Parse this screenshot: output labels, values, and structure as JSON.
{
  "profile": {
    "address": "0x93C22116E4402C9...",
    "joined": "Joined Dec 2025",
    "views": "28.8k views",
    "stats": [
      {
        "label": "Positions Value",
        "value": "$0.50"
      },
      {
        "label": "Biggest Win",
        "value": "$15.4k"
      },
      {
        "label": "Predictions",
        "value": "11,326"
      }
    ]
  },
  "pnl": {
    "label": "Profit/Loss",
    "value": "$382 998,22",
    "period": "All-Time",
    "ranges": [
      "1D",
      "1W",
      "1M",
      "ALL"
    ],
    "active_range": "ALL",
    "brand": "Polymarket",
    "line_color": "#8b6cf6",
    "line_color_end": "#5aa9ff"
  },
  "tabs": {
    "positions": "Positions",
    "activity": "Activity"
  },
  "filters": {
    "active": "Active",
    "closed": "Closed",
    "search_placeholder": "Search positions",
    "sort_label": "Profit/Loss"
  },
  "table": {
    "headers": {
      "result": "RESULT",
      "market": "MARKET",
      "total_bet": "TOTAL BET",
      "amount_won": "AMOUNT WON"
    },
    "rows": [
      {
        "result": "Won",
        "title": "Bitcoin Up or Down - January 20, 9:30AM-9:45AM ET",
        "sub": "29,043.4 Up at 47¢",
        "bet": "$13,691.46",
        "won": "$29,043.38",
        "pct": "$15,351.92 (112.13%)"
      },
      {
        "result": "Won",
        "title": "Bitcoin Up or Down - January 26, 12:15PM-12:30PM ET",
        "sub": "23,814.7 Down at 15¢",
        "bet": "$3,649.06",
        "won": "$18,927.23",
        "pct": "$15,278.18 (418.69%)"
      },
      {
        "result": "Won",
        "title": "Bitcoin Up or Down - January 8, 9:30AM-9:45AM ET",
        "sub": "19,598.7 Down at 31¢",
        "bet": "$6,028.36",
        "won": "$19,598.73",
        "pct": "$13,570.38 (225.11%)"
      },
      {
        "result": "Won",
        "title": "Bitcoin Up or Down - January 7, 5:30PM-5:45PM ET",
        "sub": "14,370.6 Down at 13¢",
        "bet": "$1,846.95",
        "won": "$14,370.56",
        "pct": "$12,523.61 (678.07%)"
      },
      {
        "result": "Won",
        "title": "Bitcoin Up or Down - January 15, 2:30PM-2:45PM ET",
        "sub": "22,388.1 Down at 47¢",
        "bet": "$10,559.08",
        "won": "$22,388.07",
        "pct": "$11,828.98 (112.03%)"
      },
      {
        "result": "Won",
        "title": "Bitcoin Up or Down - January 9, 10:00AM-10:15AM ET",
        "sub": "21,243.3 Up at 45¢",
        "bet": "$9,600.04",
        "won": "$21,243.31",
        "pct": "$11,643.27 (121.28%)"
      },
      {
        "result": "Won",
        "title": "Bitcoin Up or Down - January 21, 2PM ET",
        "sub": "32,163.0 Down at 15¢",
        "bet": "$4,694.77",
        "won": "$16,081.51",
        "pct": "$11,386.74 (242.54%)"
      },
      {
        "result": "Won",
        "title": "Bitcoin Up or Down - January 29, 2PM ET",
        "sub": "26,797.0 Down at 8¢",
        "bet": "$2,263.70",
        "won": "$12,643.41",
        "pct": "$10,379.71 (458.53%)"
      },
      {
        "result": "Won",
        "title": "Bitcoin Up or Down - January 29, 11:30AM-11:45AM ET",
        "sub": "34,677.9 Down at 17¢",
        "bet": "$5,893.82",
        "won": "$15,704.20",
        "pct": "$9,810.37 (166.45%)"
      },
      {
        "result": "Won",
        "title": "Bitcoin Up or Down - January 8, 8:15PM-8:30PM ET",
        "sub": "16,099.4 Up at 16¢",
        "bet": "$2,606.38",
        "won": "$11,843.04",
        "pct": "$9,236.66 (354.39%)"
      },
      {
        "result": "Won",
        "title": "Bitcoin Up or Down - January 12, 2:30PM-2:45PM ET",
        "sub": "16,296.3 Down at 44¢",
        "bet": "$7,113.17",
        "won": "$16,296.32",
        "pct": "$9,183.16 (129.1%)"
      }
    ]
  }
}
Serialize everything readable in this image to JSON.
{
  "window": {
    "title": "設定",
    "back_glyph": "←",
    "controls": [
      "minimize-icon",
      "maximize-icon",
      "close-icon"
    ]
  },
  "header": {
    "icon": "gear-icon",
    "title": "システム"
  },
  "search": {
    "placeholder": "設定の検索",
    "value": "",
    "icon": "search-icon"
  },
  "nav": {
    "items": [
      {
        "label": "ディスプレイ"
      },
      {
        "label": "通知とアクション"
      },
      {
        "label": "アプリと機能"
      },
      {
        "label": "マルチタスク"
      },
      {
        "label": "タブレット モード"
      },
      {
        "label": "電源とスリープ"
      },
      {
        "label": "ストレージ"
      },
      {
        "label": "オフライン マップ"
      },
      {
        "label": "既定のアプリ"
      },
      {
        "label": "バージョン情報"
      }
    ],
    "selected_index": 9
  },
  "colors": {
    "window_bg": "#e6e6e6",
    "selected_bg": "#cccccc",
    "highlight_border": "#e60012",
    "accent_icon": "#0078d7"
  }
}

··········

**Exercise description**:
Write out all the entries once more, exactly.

**Answer area**:
Parse this screenshot: output labels, values, and structure as JSON.
{
  "profile": {
    "address": "0x93C22116E4402C9...",
    "joined": "Joined Dec 2025",
    "views": "28.8k views",
    "stats": [
      {
        "label": "Positions Value",
        "value": "$0.50"
      },
      {
        "label": "Biggest Win",
        "value": "$15.4k"
      },
      {
        "label": "Predictions",
        "value": "11,326"
      }
    ]
  },
  "pnl": {
    "label": "Profit/Loss",
    "value": "$382 998,22",
    "period": "All-Time",
    "ranges": [
      "1D",
      "1W",
      "1M",
      "ALL"
    ],
    "active_range": "ALL",
    "brand": "Polymarket",
    "line_color": "#8b6cf6",
    "line_color_end": "#5aa9ff"
  },
  "tabs": {
    "positions": "Positions",
    "activity": "Activity"
  },
  "filters": {
    "active": "Active",
    "closed": "Closed",
    "search_placeholder": "Search positions",
    "sort_label": "Profit/Loss"
  },
  "table": {
    "headers": {
      "result": "RESULT",
      "market": "MARKET",
      "total_bet": "TOTAL BET",
      "amount_won": "AMOUNT WON"
    },
    "rows": [
      {
        "result": "Won",
        "title": "Bitcoin Up or Down - January 20, 9:30AM-9:45AM ET",
        "sub": "29,043.4 Up at 47¢",
        "bet": "$13,691.46",
        "won": "$29,043.38",
        "pct": "$15,351.92 (112.13%)"
      },
      {
        "result": "Won",
        "title": "Bitcoin Up or Down - January 26, 12:15PM-12:30PM ET",
        "sub": "23,814.7 Down at 15¢",
        "bet": "$3,649.06",
        "won": "$18,927.23",
        "pct": "$15,278.18 (418.69%)"
      },
      {
        "result": "Won",
        "title": "Bitcoin Up or Down - January 8, 9:30AM-9:45AM ET",
        "sub": "19,598.7 Down at 31¢",
        "bet": "$6,028.36",
        "won": "$19,598.73",
        "pct": "$13,570.38 (225.11%)"
      },
      {
        "result": "Won",
        "title": "Bitcoin Up or Down - January 7, 5:30PM-5:45PM ET",
        "sub": "14,370.6 Down at 13¢",
        "bet": "$1,846.95",
        "won": "$14,370.56",
        "pct": "$12,523.61 (678.07%)"
      },
      {
        "result": "Won",
        "title": "Bitcoin Up or Down - January 15, 2:30PM-2:45PM ET",
        "sub": "22,388.1 Down at 47¢",
        "bet": "$10,559.08",
        "won": "$22,388.07",
        "pct": "$11,828.98 (112.03%)"
      },
      {
        "result": "Won",
        "title": "Bitcoin Up or Down - January 9, 10:00AM-10:15AM ET",
        "sub": "21,243.3 Up at 45¢",
        "bet": "$9,600.04",
        "won": "$21,243.31",
        "pct": "$11,643.27 (121.28%)"
      },
      {
        "result": "Won",
        "title": "Bitcoin Up or Down - January 21, 2PM ET",
        "sub": "32,163.0 Down at 15¢",
        "bet": "$4,694.77",
        "won": "$16,081.51",
        "pct": "$11,386.74 (242.54%)"
      },
      {
        "result": "Won",
        "title": "Bitcoin Up or Down - January 29, 2PM ET",
        "sub": "26,797.0 Down at 8¢",
        "bet": "$2,263.70",
        "won": "$12,643.41",
        "pct": "$10,379.71 (458.53%)"
      },
      {
        "result": "Won",
        "title": "Bitcoin Up or Down - January 29, 11:30AM-11:45AM ET",
        "sub": "34,677.9 Down at 17¢",
        "bet": "$5,893.82",
        "won": "$15,704.20",
        "pct": "$9,810.37 (166.45%)"
      },
      {
        "result": "Won",
        "title": "Bitcoin Up or Down - January 8, 8:15PM-8:30PM ET",
        "sub": "16,099.4 Up at 16¢",
        "bet": "$2,606.38",
        "won": "$11,843.04",
        "pct": "$9,236.66 (354.39%)"
      },
      {
        "result": "Won",
        "title": "Bitcoin Up or Down - January 12, 2:30PM-2:45PM ET",
        "sub": "16,296.3 Down at 44¢",
        "bet": "$7,113.17",
        "won": "$16,296.32",
        "pct": "$9,183.16 (129.1%)"
      }
    ]
  }
}
Serialize everything readable in this image to JSON.
{
  "window": {
    "title": "設定",
    "back_glyph": "←",
    "controls": [
      "minimize-icon",
      "maximize-icon",
      "close-icon"
    ]
  },
  "header": {
    "icon": "gear-icon",
    "title": "システム"
  },
  "search": {
    "placeholder": "設定の検索",
    "value": "",
    "icon": "search-icon"
  },
  "nav": {
    "items": [
      {
        "label": "ディスプレイ"
      },
      {
        "label": "通知とアクション"
      },
      {
        "label": "アプリと機能"
      },
      {
        "label": "マルチタスク"
      },
      {
        "label": "タブレット モード"
      },
      {
        "label": "電源とスリープ"
      },
      {
        "label": "ストレージ"
      },
      {
        "label": "オフライン マップ"
      },
      {
        "label": "既定のアプリ"
      },
      {
        "label": "バージョン情報"
      }
    ],
    "selected_index": 9
  },
  "colors": {
    "window_bg": "#e6e6e6",
    "selected_bg": "#cccccc",
    "highlight_border": "#e60012",
    "accent_icon": "#0078d7"
  }
}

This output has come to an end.